There are four basic classes of fires. All fire extinguishers are labeled with standard symbols for the classes of fires they can put out. A red slash through any of the symbols tells you the extinguisher cannot be used on that class fire. A missing symbol tells you only that the extinguisher has not been tested for use on a given class of fire.
- Class A: Ordinary combustibles such as wood, cloth, paper, rubber, and many plastics.
- Class B: Flammable liquids such as gasoline, oil, grease, tar, oil-based paint, lacquer, etc.
- Class C: Energized electrical equipment including wiring, fuse boxes, circuit breakers, machinery, and appliances.
- Class D: Combustible metals including magnesium, sodium, potassium, etc.

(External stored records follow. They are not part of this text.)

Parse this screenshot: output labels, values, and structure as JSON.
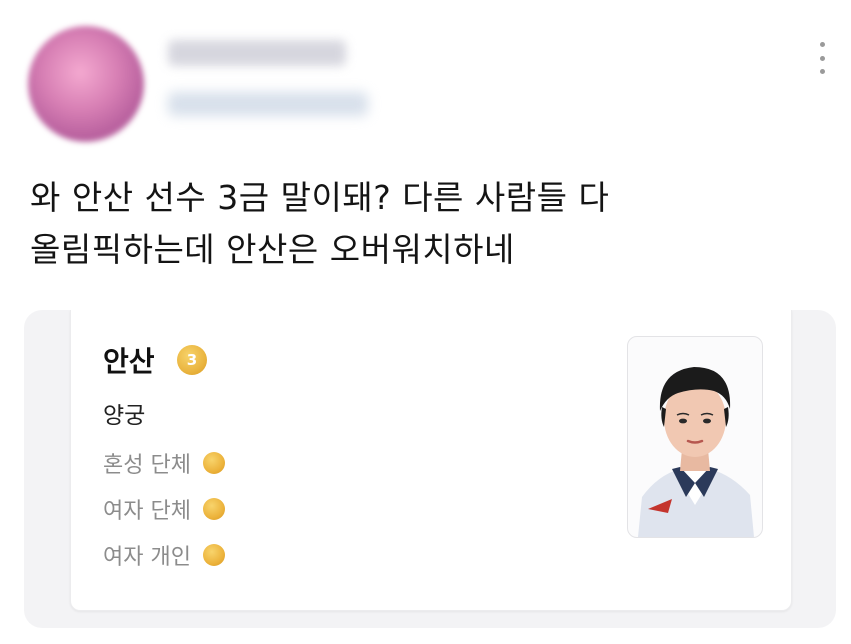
{
  "post": {
    "text_lines": [
      "와 안산 선수 3금 말이돼? 다른 사람들 다",
      "올림픽하는데 안산은 오버워치하네"
    ]
  },
  "card": {
    "athlete_name": "안산",
    "medal_count": "3",
    "sport": "양궁",
    "events": [
      {
        "name": "혼성 단체",
        "medal": "gold"
      },
      {
        "name": "여자 단체",
        "medal": "gold"
      },
      {
        "name": "여자 개인",
        "medal": "gold"
      }
    ]
  },
  "icons": {
    "more": "more-vertical-icon",
    "medal": "gold-medal-icon"
  },
  "colors": {
    "gold": "#ECB33C",
    "event_text": "#8C8C8C"
  }
}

Many fire extinguishers are "multipurpose" A-B-C models, labeled for use on those classes of fires. If you are ever faced with a Class A fire, and you don't have an extinguisher with an "A" symbol, don't hesitate to use one with the "B:C" symbols.
Warning: It is dangerous to use water or an extinguisher labeled only for Class A fires on a grease or electrical fire.
Installation and maintenance:
Extinguishers should be installed in plain view in an escape route and away from ovens and other heating appliances. Extinguishers require routine care. Rechargeable models must be tagged, inspected monthly, serviced after every use and annually.
Remember the P.A.S.S. Word
Stand 6 to 8 feet away from the fire and follow the four-step P.A.S.S. procedure below. If the fire does not begin to go out immediately, leave the area at once. Always be sure the fire department is contacted and inspects the fire site.
- Pull the pin out: This unlocks the operating lever and allows you to discharge the extinguisher.
- Aim low: Point the extinguisher nozzle (or hose) at the base of the fire.
- Squeeze the lever below the handle: This discharges the extinguishing agent. Releasing the lever will stop the discharge.
- Sweep from side to side: Moving carefully toward the fire, keep the extinguisher aimed at the base of the fire and sweep back and forth until the flames appear to be out. Watch the fire area. If the fire re-ignites, repeat the process.
- Fire extinguishers can save lives and property.
- Know how to operate a fire extinguisher.
- Select fire extinguishers based on the class or type of fires that are likely to occur.
- Become familiar with the four basic classes of fires.
- Ensure that fire extinguishers are easily accessible, tagged, inspected monthly and serviced annually.
- Follow the four step P.A.S.S. procedure;
- Pull the pin
- Aim low
- Squeeze the handle
- Sweep side to side
- Always contact the fire department